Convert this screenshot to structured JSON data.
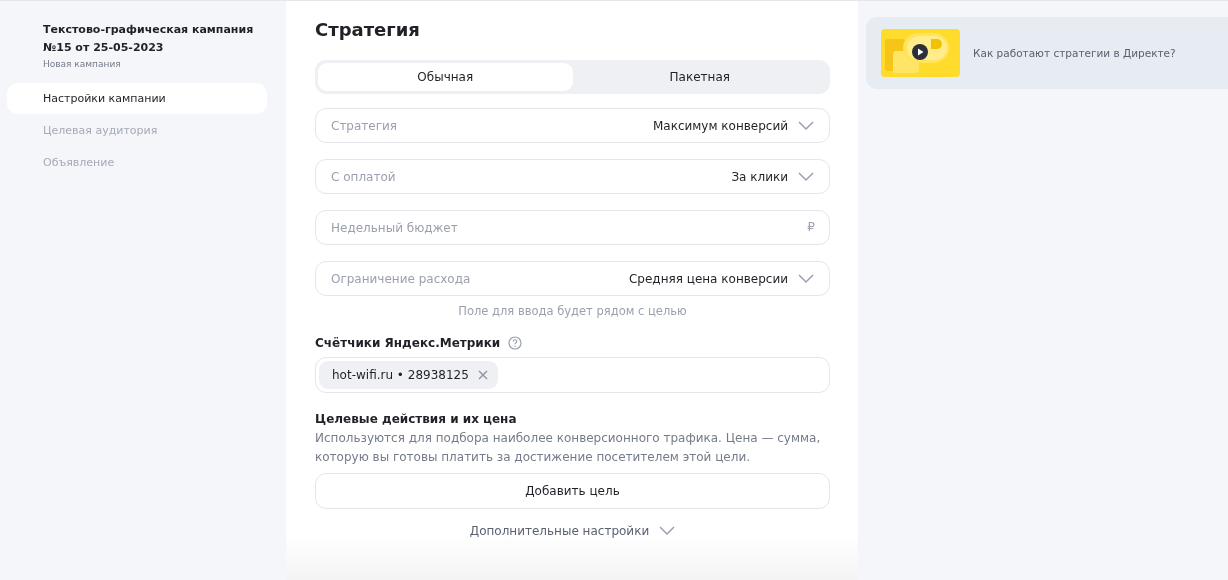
{
  "sidebar": {
    "title": "Текстово-графическая кампания №15 от 25-05-2023",
    "subtitle": "Новая кампания",
    "items": [
      {
        "label": "Настройки кампании",
        "selected": true
      },
      {
        "label": "Целевая аудитория",
        "selected": false
      },
      {
        "label": "Объявление",
        "selected": false
      }
    ]
  },
  "main": {
    "heading": "Стратегия",
    "tabs": [
      {
        "label": "Обычная",
        "selected": true
      },
      {
        "label": "Пакетная",
        "selected": false
      }
    ],
    "fields": [
      {
        "kind": "select",
        "label": "Стратегия",
        "value": "Максимум конверсий"
      },
      {
        "kind": "select",
        "label": "С оплатой",
        "value": "За клики"
      },
      {
        "kind": "input",
        "placeholder": "Недельный бюджет",
        "suffix": "₽"
      },
      {
        "kind": "select",
        "label": "Ограничение расхода",
        "value": "Средняя цена конверсии"
      }
    ],
    "field_hint": "Поле для ввода будет рядом с целью",
    "counters": {
      "label": "Счётчики Яндекс.Метрики",
      "tags": [
        "hot-wifi.ru • 28938125"
      ]
    },
    "goals": {
      "title": "Целевые действия и их цена",
      "description": "Используются для подбора наиболее конверсионного трафика. Цена — сумма, которую вы готовы платить за достижение посетителем этой цели.",
      "button": "Добавить цель"
    },
    "more_settings": "Дополнительные настройки"
  },
  "help_card": {
    "text": "Как работают стратегии в Директе?"
  }
}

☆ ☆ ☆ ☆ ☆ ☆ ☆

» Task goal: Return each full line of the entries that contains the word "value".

» Answer to this exercise:
        "value": "Максимум конверсий"
        "value": "За клики"
        "value": "Средняя цена конверсии"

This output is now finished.